Visualisation goes hand in hand with breathing exercises and there’s many ways you can use this technique – in the lead-up to the labour as well as during it too. Again, don’t underestimate the power of the mind as it can banish harmful thoughts and turn negative expectations into something positive. Every morning before your due date, spend a few minutes visualising your ‘perfect’ pregnancy and really believe it. This will help alleviate any fears and set you up for a beautiful birth. And during birth, when you need to relax, along with breathing exercises, you can visualise being in a safe, calm place; imagine walking down to a secluded cottage in gorgeous countryside, surrounded by flowers, basked in sunlight, where you can hear birds chirping and leaves rustling. Everything is serene. And in the garden is a comfy chair which you sink into, feeling fully relaxed. Here you stay, just taking in the sounds of the countryside, watching the clouds float by and feeling the earth beneath your bare feet. Imagine every detail of this scene, enjoying the moment and really believing you’re there. If you can take your mind off the hustle and bustle of the hospital, you can keep your body and mind relaxed and bring on a smoother labour.

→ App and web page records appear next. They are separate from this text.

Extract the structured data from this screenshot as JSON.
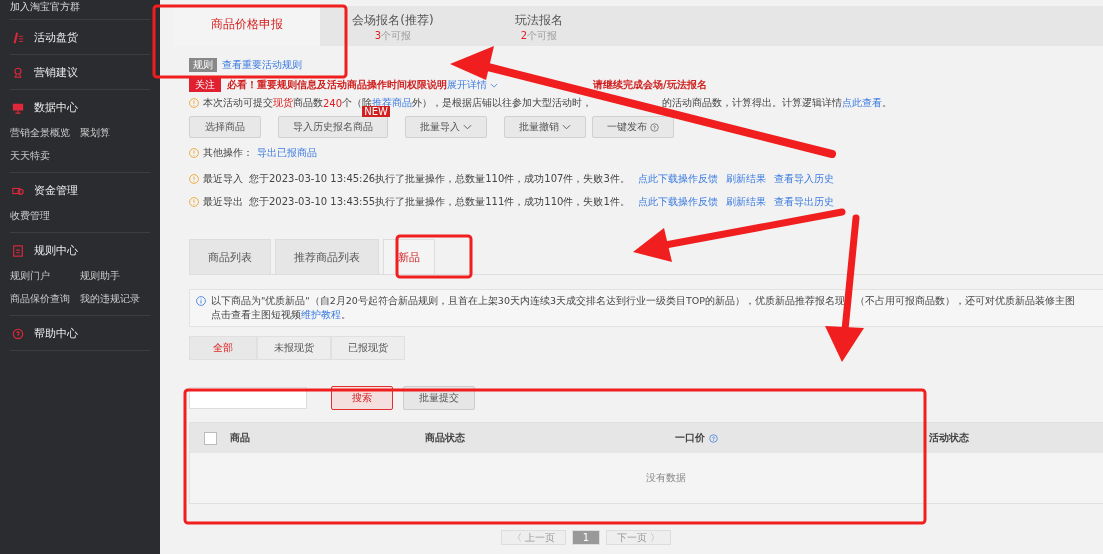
{
  "sidebar": {
    "cut_item": "加入淘宝官方群",
    "sections": [
      {
        "title": "活动盘货"
      },
      {
        "title": "营销建议"
      },
      {
        "title": "数据中心",
        "links": [
          "营销全景概览",
          "聚划算",
          "天天特卖"
        ]
      },
      {
        "title": "资金管理",
        "links": [
          "收费管理"
        ]
      },
      {
        "title": "规则中心",
        "links": [
          "规则门户",
          "规则助手",
          "商品保价查询",
          "我的违规记录"
        ]
      },
      {
        "title": "帮助中心"
      }
    ]
  },
  "top_tabs": [
    {
      "label": "商品价格申报",
      "selected": true
    },
    {
      "label": "会场报名(推荐)",
      "count": "3",
      "count_suffix": "个可报",
      "selected": false
    },
    {
      "label": "玩法报名",
      "count": "2",
      "count_suffix": "个可报",
      "selected": false
    }
  ],
  "rules": {
    "tag": "规则",
    "link": "查看重要活动规则"
  },
  "notice": {
    "tag": "关注",
    "text": "必看！重要规则信息及活动商品操作时间权限说明",
    "link": "展开详情",
    "tail": "请继续完成会场/玩法报名"
  },
  "info_line": [
    {
      "kind": "text",
      "text": "本次活动可提交"
    },
    {
      "kind": "red",
      "text": "现货"
    },
    {
      "kind": "text",
      "text": "商品数"
    },
    {
      "kind": "red",
      "text": "240"
    },
    {
      "kind": "text",
      "text": "个（除"
    },
    {
      "kind": "link",
      "text": "推荐商品"
    },
    {
      "kind": "text",
      "text": "外），是根据店铺以往参加大型活动时，"
    },
    {
      "kind": "gap",
      "text": "的活动商品数，计算得出。计算逻辑详情"
    },
    {
      "kind": "link",
      "text": "点此查看"
    },
    {
      "kind": "text",
      "text": "。"
    }
  ],
  "buttons": [
    {
      "label": "选择商品",
      "kind": "plain"
    },
    {
      "label": "导入历史报名商品",
      "kind": "plain",
      "badge": "NEW"
    },
    {
      "label": "批量导入",
      "kind": "dropdown"
    },
    {
      "label": "批量撤销",
      "kind": "dropdown"
    },
    {
      "label": "一键发布",
      "kind": "help"
    }
  ],
  "other_ops": {
    "label": "其他操作：",
    "link": "导出已报商品"
  },
  "logs": [
    {
      "title": "最近导入",
      "text": "您于2023-03-10 13:45:26执行了批量操作，总数量110件，成功107件，失败3件。",
      "links": [
        "点此下载操作反馈",
        "刷新结果",
        "查看导入历史"
      ]
    },
    {
      "title": "最近导出",
      "text": "您于2023-03-10 13:43:55执行了批量操作，总数量111件，成功110件，失败1件。",
      "links": [
        "点此下载操作反馈",
        "刷新结果",
        "查看导出历史"
      ]
    }
  ],
  "list_tabs": [
    {
      "label": "商品列表",
      "selected": false
    },
    {
      "label": "推荐商品列表",
      "selected": false
    },
    {
      "label": "新品",
      "selected": true
    }
  ],
  "tip": {
    "line_1a": "以下商品为\"优质新品\"（自2月20号起符合新品规则，且首在上架30天内连续3天成交排名达到行业一级类目TOP的新品），优质新品推荐报名现",
    "line_1b": "（不占用可报商品数），还可对优质新品装修主图",
    "line_2": "点击查看主图短视频",
    "link": "维护教程",
    "end": "。"
  },
  "filters": [
    {
      "label": "全部",
      "selected": true
    },
    {
      "label": "未报现货",
      "selected": false
    },
    {
      "label": "已报现货",
      "selected": false
    }
  ],
  "actions": {
    "search": "搜索",
    "submit": "批量提交"
  },
  "table": {
    "checked": false,
    "columns": [
      "商品",
      "商品状态",
      "一口价",
      "活动状态"
    ],
    "empty": "没有数据"
  },
  "pagination": {
    "prev": "〈 上一页",
    "page": "1",
    "next": "下一页 〉"
  }
}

Clear Communications

Whoever your birthing partner is, make sure you’ve covered all aspects of communications. For example:

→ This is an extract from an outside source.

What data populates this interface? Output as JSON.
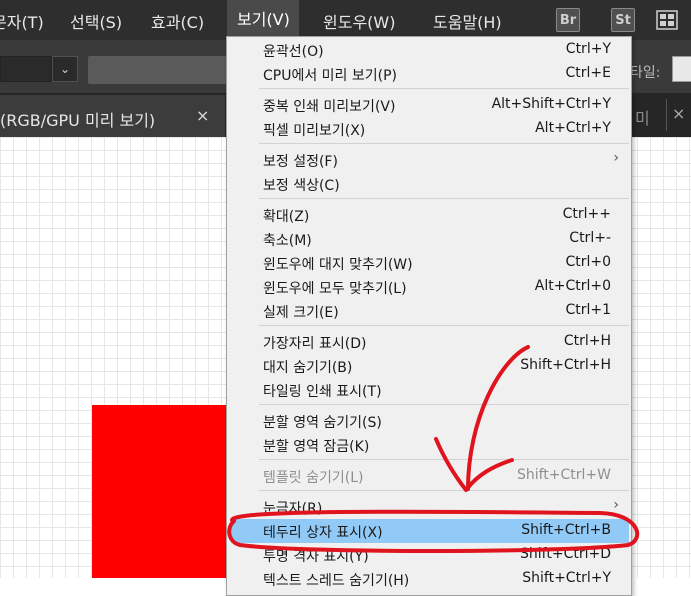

  • If there are decisions to be made, is your birth partner ok to speak with the healthcare professionals and confer with you when needed (you may be ‘in the zone’) or would you want to speak with them directly?
  • If your birth partner is going to be supporting you with techniques such as massage, how will you tell him when enough is enough, when what he’s doing is good or if you want him to apply more pressure? It’s likely that during contractions you may not be able to speak so having gestures can help.

Understanding in advance how you will be communicating with your birth partner in different situations can help prevent confusion and stress when there is the potential for tension or clarification.

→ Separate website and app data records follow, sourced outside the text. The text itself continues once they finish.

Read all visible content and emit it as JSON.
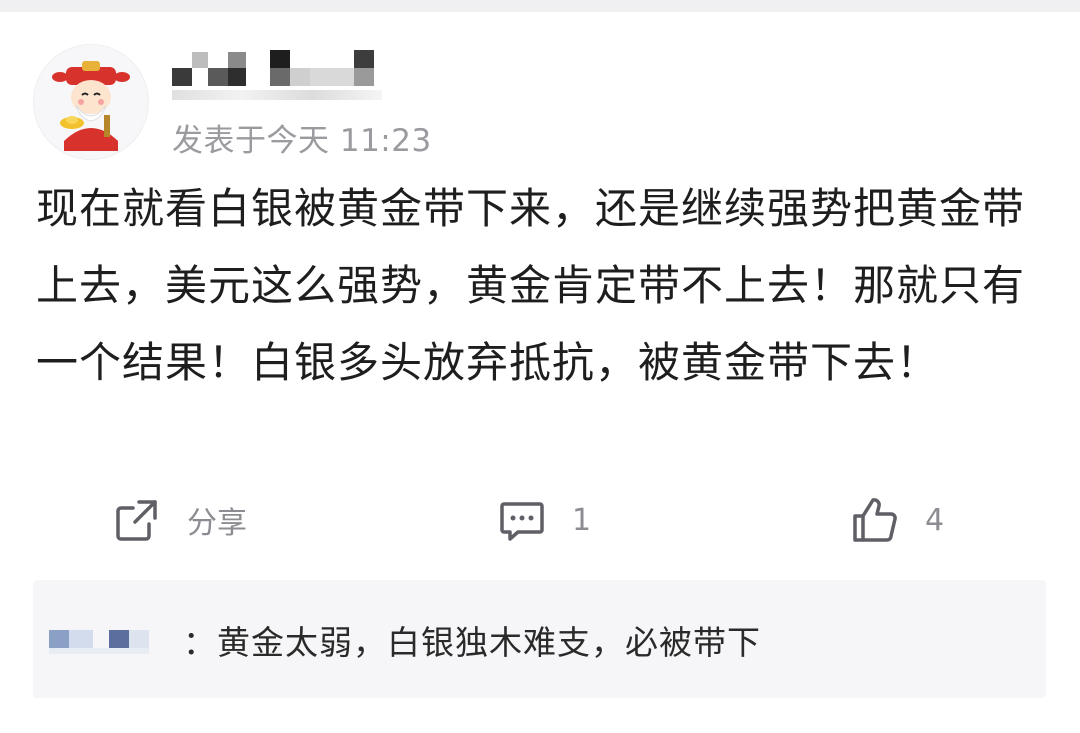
{
  "post": {
    "timestamp": "发表于今天 11:23",
    "content": "现在就看白银被黄金带下来，还是继续强势把黄金带上去，美元这么强势，黄金肯定带不上去！那就只有一个结果！白银多头放弃抵抗，被黄金带下去！",
    "avatar_icon": "god-of-wealth-avatar-icon"
  },
  "actions": {
    "share_label": "分享",
    "comment_count": "1",
    "like_count": "4"
  },
  "reply": {
    "text": "：黄金太弱，白银独木难支，必被带下"
  },
  "colors": {
    "text": "#1e1e1e",
    "muted": "#9a9a9f",
    "reply_bg": "#f6f6f8",
    "icon": "#5f5f66"
  }
}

More haste, less speed

When you think labour has started, try and wait awhile before you rush off to hospital, the birth centre or to call the midwife for a home birth. After all, some hospitals may turn you away if you’re not dilated enough and that can be frustrating and stressful. Whilst you have the chance, relax on the sofa lying on your left side, or watch TV, have a sleep, practice your breathing exercises, even have a shower or eat something small. Once you get into hospital, you’re in entirely strange surroundings without any of your home comforts. And your contractions may even subside for a day or so and it’s worth making sure labour is actually happening before you jump to conclusions.


Trust your body

Your body knows what it’s doing. Listen to it! We often have our heads full of expectations and fragments of information we’ve picked up from Google, ante-natal classes, our midwife, friends, family, books and more, that we entirely forget to listen to our body. There’s no set way that we ‘should’ give birth – our body will guide us as to what position feels the best, even down to when to push. Believe you can and you will.


Use affirmations

Affirmations are used in positive thinking and self-empowerment, with the premise that positive thinking backed up with affirmations can help us be successful. These are short phrases or sentences which are said out loud or within which help change our mindset and beliefs about what we can achieve.

Either use affirmations from the list below during labour and before, or make up your own:







What kind of practices are you using in preparation for being a parent or for birth? Did you find that any of the above helped? We’d love to hear your birth preparation stories! Tell us on Facebook.


TEN Skincare supports mums through pregnancy and once baby has arrived, providing natural, gentle skincare solutions for both mum and babies, including baby massage oil, stretch mark prevention cream and diaper cream.